Antifreeze and Engine Coolant Being Bittered Nationwide as Industry agrees to voluntarily take steps to protect pets, wildlife and children.
Antifreeze kills. The common chemical additive, used in automobile engines and the winterization of plumbing in summer homes, is easily encountered by pets, with usually horrible and fatal results. While several US states have enacted regulations requiring that a bitter tasting agent be added to repel pets, most have not, and the industry has been perceived to be slow to move on its own.
The industry has now taken the huge step of agreeing to voluntarily add the bitter agent to their antifreeze products. The decision was announced earlier this month in the following statement:
The Humane Society Legislative Fund and Consumer Specialty Products Association jointly announce an agreement to voluntarily add a bitter flavoring agent to antifreeze and engine coolant manufactured for sale for the consumer market in all 50 states and the District of Columbia to prevent animals and children from being poisoned by the sweet-tasting liquid. Poisoning occurs because animals are attracted to the sweetness of antifreeze and engine coolant, which inadvertently spills in our driveways or is left in open containers in garages.
“This is a ground-breaking example of what’s right with Washington,” said Sara Amundson, executive director of the Humane Society Legislative Fund. “After years of battling over legislation addressing this important issue, the manufacturers of antifreeze and engine coolant have been working with animal advocates to pass state laws with mutually-agreed on language. Now, the Humane Society Legislative Fund applauds them for taking this important step to help protect our pets, kids and wildlife in every state.”
HSLF estimates range from 10,000 to 90,000 animals poisoned each year after ingesting ethylene glycol, the highly toxic substance used in auto antifreeze and coolant.
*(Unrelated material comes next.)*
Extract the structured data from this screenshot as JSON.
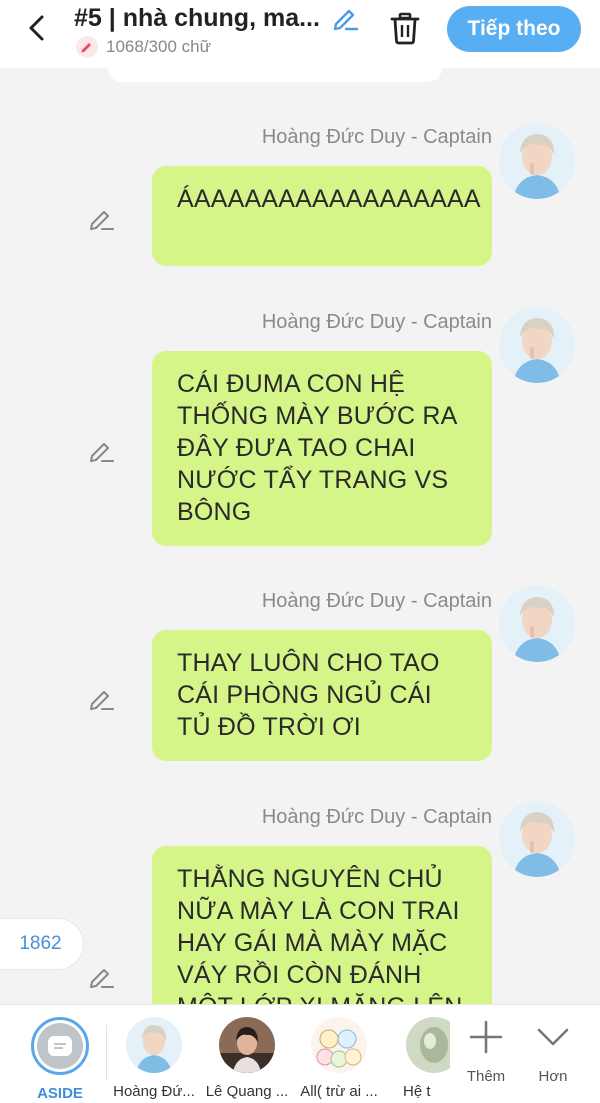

Ethylene glycol’s sweet smell and taste make it attractive to animals as well as children. The manufacturers are adding bitter-tasting denatonium benzoate to antifreeze and coolant sold directly to consumers across the country.
“Partnering with the Humane Society Legislative Fund in passing these laws in 17 states has shown by finding compromise and working together we can develop sound public policy. It is vital that consumers continue to read the labels and follow label instructions on the proper use, storage and disposal of antifreeze. Today, all major marketers are placing the bitterant in antifreeze in all 50 states,” said Phil Klein, executive vice president, legislative and public affairs for CSPA.
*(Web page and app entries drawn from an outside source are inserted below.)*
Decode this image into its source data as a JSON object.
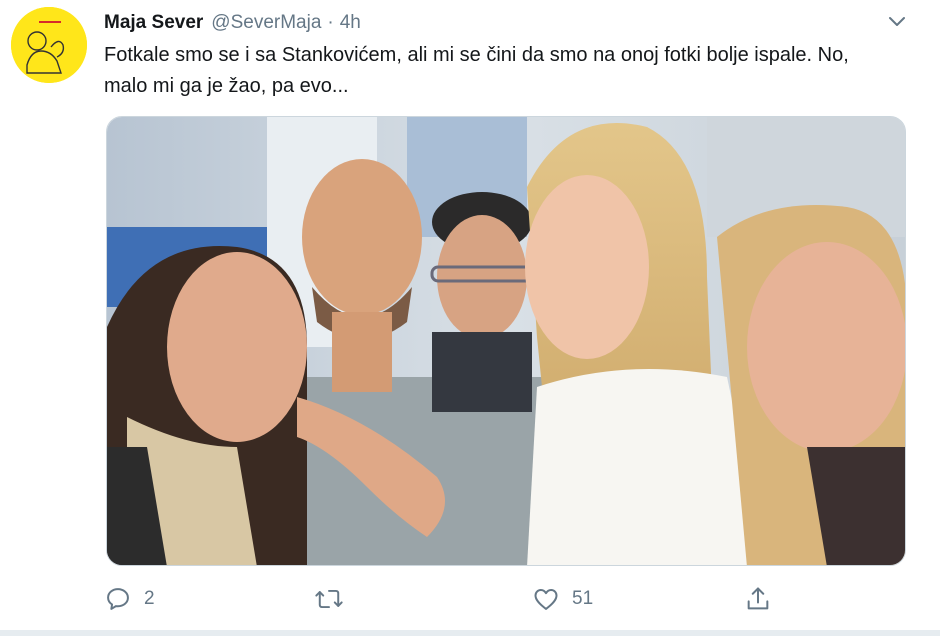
{
  "tweet": {
    "author_name": "Maja Sever",
    "handle": "@SeverMaja",
    "separator": "·",
    "time": "4h",
    "text": "Fotkale smo se i sa Stankovićem, ali mi se čini da smo na onoj fotki bolje ispale. No, malo mi ga je žao, pa evo...",
    "avatar_icon": "yellow-poster-avatar",
    "media_icon": "group-selfie-photo"
  },
  "actions": {
    "reply": {
      "icon": "reply-icon",
      "count": "2"
    },
    "retweet": {
      "icon": "retweet-icon",
      "count": ""
    },
    "like": {
      "icon": "heart-icon",
      "count": "51"
    },
    "share": {
      "icon": "share-icon",
      "count": ""
    }
  },
  "colors": {
    "text_primary": "#14171a",
    "text_secondary": "#657786",
    "avatar_bg": "#ffe61a",
    "divider": "#e6ecf0"
  }
}
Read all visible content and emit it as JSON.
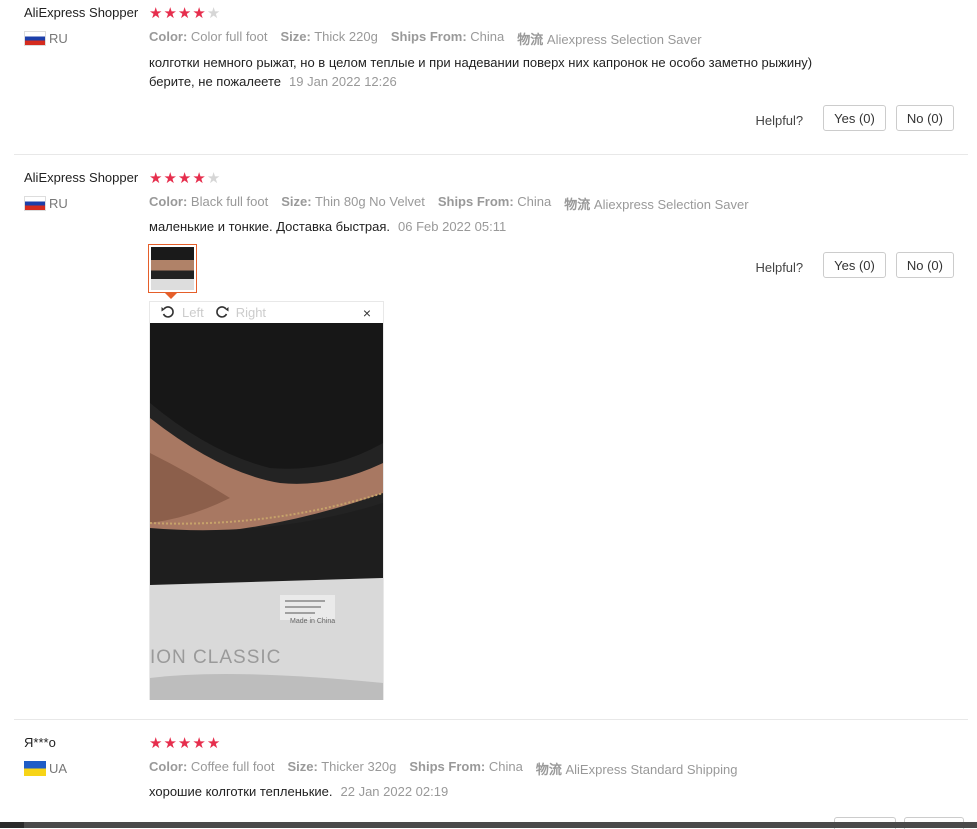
{
  "reviews": [
    {
      "user": "AliExpress Shopper",
      "country": "RU",
      "rating": 4,
      "attrs": [
        {
          "key": "Color:",
          "value": "Color full foot"
        },
        {
          "key": "Size:",
          "value": "Thick 220g"
        },
        {
          "key": "Ships From:",
          "value": "China"
        },
        {
          "key": "物流",
          "value": "Aliexpress Selection Saver"
        }
      ],
      "text_line1": "колготки немного рыжат, но в целом теплые и при надевании поверх них капронок не особо заметно рыжину)",
      "text_line2": "берите, не пожалеете",
      "date": "19 Jan 2022 12:26",
      "helpful_label": "Helpful?",
      "yes_label": "Yes (0)",
      "no_label": "No (0)"
    },
    {
      "user": "AliExpress Shopper",
      "country": "RU",
      "rating": 4,
      "attrs": [
        {
          "key": "Color:",
          "value": "Black full foot"
        },
        {
          "key": "Size:",
          "value": "Thin 80g No Velvet"
        },
        {
          "key": "Ships From:",
          "value": "China"
        },
        {
          "key": "物流",
          "value": "Aliexpress Selection Saver"
        }
      ],
      "text": "маленькие и тонкие. Доставка быстрая.",
      "date": "06 Feb 2022 05:11",
      "helpful_label": "Helpful?",
      "yes_label": "Yes (0)",
      "no_label": "No (0)",
      "viewer": {
        "left_label": "Left",
        "right_label": "Right",
        "close_label": "×",
        "photo_text": "ION CLASSIC",
        "package_text": "Made in China"
      }
    },
    {
      "user": "Я***о",
      "country": "UA",
      "rating": 5,
      "attrs": [
        {
          "key": "Color:",
          "value": "Coffee full foot"
        },
        {
          "key": "Size:",
          "value": "Thicker 320g"
        },
        {
          "key": "Ships From:",
          "value": "China"
        },
        {
          "key": "物流",
          "value": "AliExpress Standard Shipping"
        }
      ],
      "text": "хорошие колготки тепленькие.",
      "date": "22 Jan 2022 02:19"
    }
  ],
  "colors": {
    "star_on": "#e62e4d",
    "star_off": "#d6d6d6",
    "thumb_border": "#e55f2a"
  }
}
- Seventeen states currently require the addition of the bittering agent to antifreeze and engine coolant: Arizona, California, Georgia, Illinois, Maine, Maryland, Massachusetts, New Jersey, New Mexico, Oregon, Tennessee, Utah, Vermont, Virginia, Washington, West Virginia and Wisconsin.
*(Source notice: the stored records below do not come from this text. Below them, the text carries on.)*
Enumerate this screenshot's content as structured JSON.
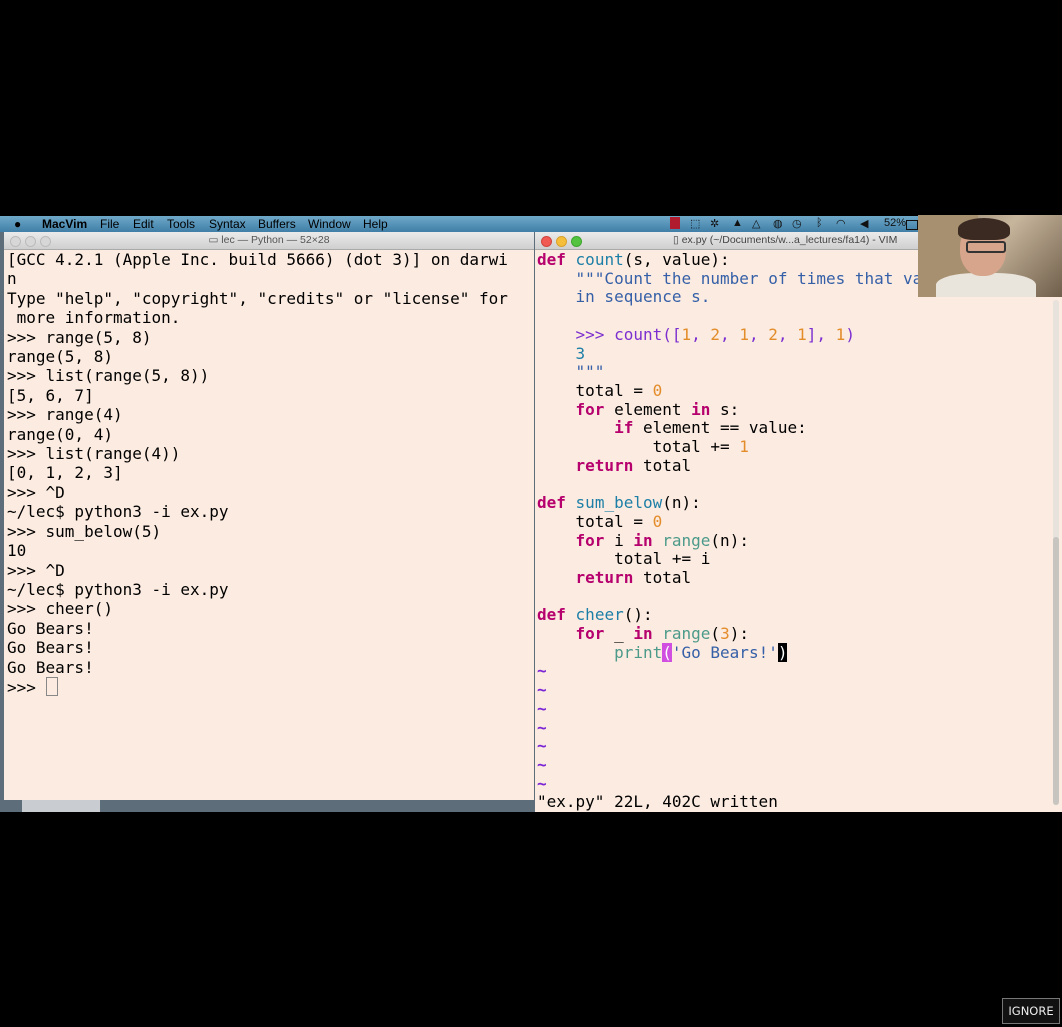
{
  "menubar": {
    "app_name": "MacVim",
    "items": [
      "File",
      "Edit",
      "Tools",
      "Syntax",
      "Buffers",
      "Window",
      "Help"
    ],
    "battery": "52%"
  },
  "terminal": {
    "title": "lec — Python — 52×28",
    "lines": [
      "[GCC 4.2.1 (Apple Inc. build 5666) (dot 3)] on darwi",
      "n",
      "Type \"help\", \"copyright\", \"credits\" or \"license\" for",
      " more information.",
      ">>> range(5, 8)",
      "range(5, 8)",
      ">>> list(range(5, 8))",
      "[5, 6, 7]",
      ">>> range(4)",
      "range(0, 4)",
      ">>> list(range(4))",
      "[0, 1, 2, 3]",
      ">>> ^D",
      "~/lec$ python3 -i ex.py",
      ">>> sum_below(5)",
      "10",
      ">>> ^D",
      "~/lec$ python3 -i ex.py",
      ">>> cheer()",
      "Go Bears!",
      "Go Bears!",
      "Go Bears!"
    ],
    "prompt": ">>> "
  },
  "vim": {
    "title": "ex.py (~/Documents/w...a_lectures/fa14) - VIM",
    "status": "\"ex.py\" 22L, 402C written",
    "tilde": "~",
    "code": {
      "def": "def",
      "for": "for",
      "in": "in",
      "if": "if",
      "return": "return",
      "count": "count",
      "count_sig": "(s, value):",
      "doc1": "\"\"\"Count the number of times that val",
      "doc2": "in sequence s.",
      "doctest_prompt": ">>> ",
      "doctest_call": "count",
      "doctest_paren": "([",
      "n1": "1",
      "n2": "2",
      "n3": "1",
      "n4": "2",
      "n5": "1",
      "sep": ", ",
      "doctest_close": "], ",
      "doctest_arg": "1",
      "doctest_end": ")",
      "doctest_result": "3",
      "doc_end": "\"\"\"",
      "total_assign": "total = ",
      "zero": "0",
      "element_s": " element ",
      "s_colon": " s:",
      "if_cond": " element == value:",
      "total_inc": "total += ",
      "one": "1",
      "total": " total",
      "sum_below": "sum_below",
      "sum_sig": "(n):",
      "i": " i ",
      "range": "range",
      "range_n": "(n):",
      "total_inc_i": "total += i",
      "cheer": "cheer",
      "cheer_sig": "():",
      "underscore": " _ ",
      "range_open": "(",
      "three": "3",
      "range_close": "):",
      "print": "print",
      "paren_open": "(",
      "go_bears": "'Go Bears!'",
      "paren_close": ")"
    }
  },
  "ignore_label": "IGNORE"
}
- Oregon passed the first state law and it has been in effect since 1991.
- In one survey, two out of three veterinarians reported that they had treated at least one case of antifreeze/engine coolant poisoning each year.
- One teaspoon of antifreeze or engine coolant can kill an average-sized cat.
- Denatonium benzoate has been used in common household products and as an anti-nail biting formula for decades in the United States.